------ Record extracts ------
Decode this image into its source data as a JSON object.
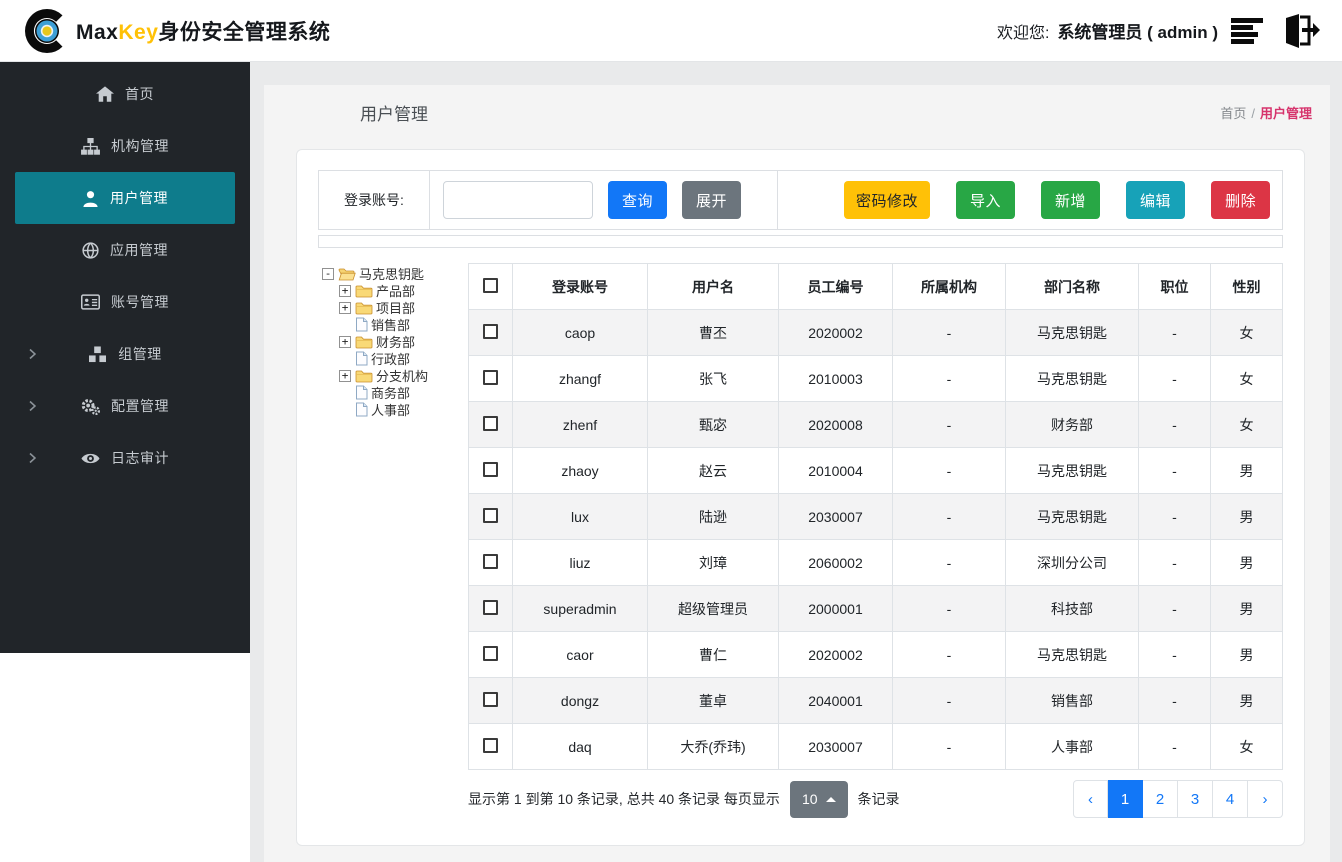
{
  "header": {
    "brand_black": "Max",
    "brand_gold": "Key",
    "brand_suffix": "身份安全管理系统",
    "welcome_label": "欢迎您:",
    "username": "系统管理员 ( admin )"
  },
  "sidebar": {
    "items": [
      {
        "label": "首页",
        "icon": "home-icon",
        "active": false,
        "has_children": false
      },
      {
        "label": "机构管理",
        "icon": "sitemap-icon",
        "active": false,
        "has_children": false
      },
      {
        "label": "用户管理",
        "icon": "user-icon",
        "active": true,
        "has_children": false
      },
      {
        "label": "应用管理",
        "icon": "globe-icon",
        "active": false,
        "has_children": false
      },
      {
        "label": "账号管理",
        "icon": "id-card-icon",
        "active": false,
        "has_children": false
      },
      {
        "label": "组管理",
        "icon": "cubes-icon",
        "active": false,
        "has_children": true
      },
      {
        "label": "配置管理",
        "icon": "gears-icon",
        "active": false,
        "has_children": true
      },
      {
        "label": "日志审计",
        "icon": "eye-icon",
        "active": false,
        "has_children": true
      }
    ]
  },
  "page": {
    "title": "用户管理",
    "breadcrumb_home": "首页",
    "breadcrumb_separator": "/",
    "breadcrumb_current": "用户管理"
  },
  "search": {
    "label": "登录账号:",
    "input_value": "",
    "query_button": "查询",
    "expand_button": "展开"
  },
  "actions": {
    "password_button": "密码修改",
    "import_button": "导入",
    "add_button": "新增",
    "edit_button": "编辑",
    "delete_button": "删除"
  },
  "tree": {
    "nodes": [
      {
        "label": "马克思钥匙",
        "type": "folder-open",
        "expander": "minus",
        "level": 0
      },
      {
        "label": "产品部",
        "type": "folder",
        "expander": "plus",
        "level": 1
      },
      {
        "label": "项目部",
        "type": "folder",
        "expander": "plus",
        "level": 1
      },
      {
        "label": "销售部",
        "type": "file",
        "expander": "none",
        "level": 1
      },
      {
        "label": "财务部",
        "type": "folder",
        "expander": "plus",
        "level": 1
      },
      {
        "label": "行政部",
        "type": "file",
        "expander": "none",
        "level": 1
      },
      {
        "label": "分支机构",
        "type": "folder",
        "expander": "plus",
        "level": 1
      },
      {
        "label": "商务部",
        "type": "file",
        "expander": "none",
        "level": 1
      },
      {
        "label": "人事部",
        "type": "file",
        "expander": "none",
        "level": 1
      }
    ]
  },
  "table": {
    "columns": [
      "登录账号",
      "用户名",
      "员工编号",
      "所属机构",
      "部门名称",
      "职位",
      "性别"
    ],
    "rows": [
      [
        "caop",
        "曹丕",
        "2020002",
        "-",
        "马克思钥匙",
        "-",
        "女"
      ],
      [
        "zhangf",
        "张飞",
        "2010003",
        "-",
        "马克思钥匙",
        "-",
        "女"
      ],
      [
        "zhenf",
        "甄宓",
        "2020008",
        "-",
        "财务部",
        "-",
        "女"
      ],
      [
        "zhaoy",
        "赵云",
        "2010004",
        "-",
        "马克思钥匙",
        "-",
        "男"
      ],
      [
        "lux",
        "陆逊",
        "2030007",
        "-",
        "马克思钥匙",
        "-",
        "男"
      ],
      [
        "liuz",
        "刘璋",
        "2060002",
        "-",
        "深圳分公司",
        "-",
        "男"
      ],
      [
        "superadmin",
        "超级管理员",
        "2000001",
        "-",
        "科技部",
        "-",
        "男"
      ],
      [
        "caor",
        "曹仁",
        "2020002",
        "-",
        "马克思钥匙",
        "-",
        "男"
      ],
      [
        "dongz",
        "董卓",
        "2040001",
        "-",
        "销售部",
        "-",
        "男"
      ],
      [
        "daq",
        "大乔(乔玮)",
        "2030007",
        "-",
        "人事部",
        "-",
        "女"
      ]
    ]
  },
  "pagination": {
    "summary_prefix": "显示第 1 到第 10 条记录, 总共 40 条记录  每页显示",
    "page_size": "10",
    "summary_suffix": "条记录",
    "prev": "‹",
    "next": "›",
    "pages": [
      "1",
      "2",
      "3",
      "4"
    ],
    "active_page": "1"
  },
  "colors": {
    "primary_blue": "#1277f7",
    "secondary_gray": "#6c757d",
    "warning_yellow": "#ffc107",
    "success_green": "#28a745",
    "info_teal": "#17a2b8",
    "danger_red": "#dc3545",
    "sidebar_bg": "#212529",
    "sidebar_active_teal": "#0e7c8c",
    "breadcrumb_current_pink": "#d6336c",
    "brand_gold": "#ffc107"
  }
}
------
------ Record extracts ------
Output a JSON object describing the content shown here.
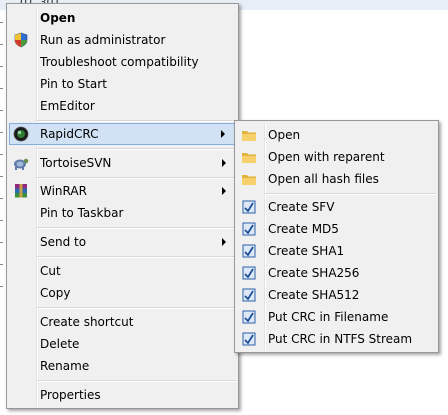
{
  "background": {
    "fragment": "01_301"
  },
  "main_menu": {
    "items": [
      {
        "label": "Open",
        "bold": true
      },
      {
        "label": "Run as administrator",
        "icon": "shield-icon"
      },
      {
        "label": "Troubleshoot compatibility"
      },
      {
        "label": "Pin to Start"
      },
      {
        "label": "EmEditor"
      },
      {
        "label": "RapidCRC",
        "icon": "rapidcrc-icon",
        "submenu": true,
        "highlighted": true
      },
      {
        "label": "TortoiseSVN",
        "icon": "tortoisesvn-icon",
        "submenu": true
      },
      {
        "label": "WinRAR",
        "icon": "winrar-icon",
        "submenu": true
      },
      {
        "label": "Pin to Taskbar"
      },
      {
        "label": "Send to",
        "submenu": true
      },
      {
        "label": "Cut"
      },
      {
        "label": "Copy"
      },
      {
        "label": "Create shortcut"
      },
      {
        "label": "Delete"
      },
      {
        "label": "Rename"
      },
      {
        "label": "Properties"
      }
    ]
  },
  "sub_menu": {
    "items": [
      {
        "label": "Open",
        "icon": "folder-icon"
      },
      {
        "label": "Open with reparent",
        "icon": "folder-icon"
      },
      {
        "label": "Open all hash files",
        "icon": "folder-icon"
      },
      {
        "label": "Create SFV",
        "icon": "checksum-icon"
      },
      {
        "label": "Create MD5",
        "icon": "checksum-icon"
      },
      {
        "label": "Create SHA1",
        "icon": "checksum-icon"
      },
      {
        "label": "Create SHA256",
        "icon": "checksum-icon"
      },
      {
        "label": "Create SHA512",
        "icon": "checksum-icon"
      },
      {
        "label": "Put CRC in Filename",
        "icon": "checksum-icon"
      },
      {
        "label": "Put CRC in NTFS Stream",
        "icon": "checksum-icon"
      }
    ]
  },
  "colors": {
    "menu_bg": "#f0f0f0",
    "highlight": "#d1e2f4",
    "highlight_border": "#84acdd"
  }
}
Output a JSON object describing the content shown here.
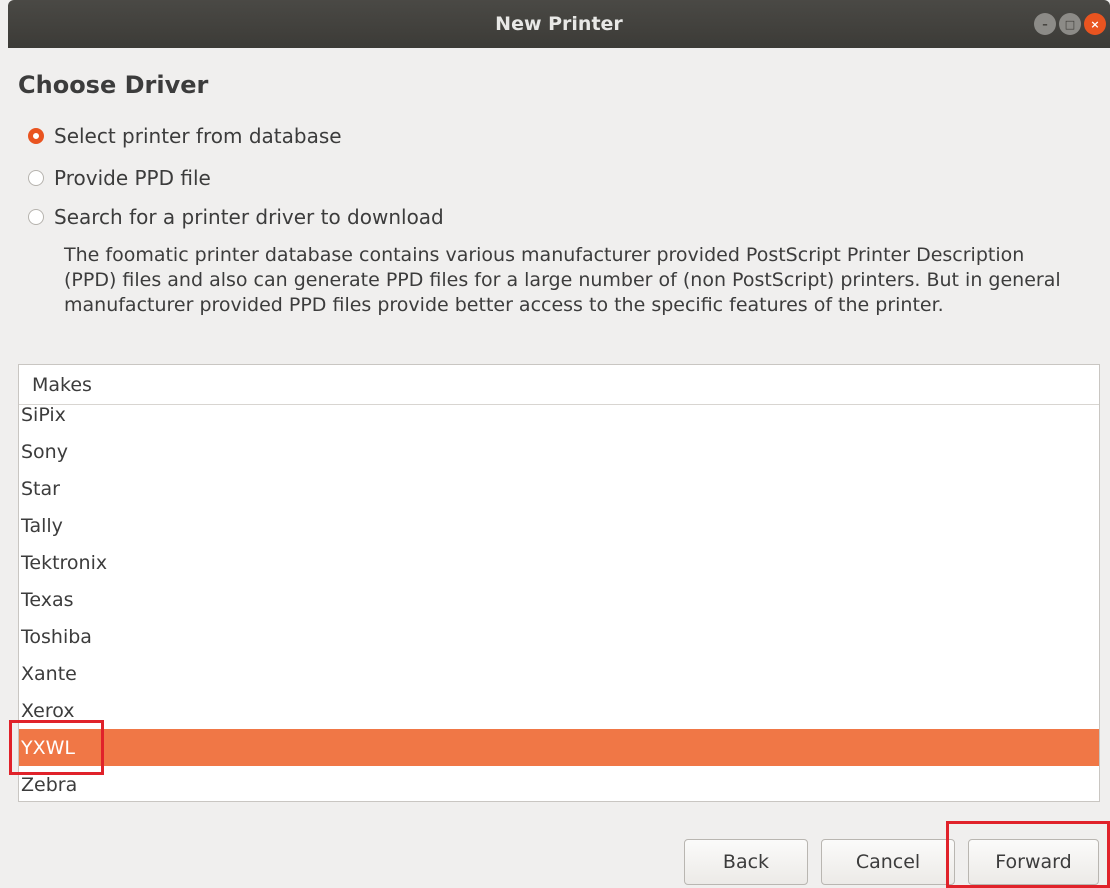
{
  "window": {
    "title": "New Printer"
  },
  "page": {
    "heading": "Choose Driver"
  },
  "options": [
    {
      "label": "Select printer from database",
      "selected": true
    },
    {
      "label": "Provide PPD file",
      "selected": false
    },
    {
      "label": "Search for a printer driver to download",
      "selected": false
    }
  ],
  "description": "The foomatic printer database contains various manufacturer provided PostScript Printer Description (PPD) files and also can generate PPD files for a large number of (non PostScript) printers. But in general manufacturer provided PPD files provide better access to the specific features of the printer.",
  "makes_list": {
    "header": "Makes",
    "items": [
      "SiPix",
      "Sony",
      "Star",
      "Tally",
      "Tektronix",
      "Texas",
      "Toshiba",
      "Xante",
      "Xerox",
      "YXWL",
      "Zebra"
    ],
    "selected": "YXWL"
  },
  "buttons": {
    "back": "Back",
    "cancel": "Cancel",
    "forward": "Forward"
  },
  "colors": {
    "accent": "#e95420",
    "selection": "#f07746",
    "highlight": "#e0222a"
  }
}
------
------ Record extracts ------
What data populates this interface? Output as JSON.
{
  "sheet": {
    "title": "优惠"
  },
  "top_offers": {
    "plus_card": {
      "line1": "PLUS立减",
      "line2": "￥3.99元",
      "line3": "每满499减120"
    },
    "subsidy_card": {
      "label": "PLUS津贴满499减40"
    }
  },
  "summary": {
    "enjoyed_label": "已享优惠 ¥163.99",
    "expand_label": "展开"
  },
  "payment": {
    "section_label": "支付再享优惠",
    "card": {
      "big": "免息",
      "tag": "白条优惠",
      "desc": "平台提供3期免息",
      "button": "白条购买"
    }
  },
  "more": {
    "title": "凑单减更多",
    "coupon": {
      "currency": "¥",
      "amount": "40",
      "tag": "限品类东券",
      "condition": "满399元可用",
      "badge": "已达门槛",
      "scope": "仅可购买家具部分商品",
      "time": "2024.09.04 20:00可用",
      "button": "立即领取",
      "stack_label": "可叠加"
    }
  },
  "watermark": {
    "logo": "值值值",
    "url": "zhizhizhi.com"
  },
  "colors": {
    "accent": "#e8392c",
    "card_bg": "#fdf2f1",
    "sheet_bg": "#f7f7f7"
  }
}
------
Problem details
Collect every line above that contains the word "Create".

The completed task
        "label": "Create shortcut"
        "label": "Create SFV",
        "label": "Create MD5",
        "label": "Create SHA1",
        "label": "Create SHA256",
        "label": "Create SHA512",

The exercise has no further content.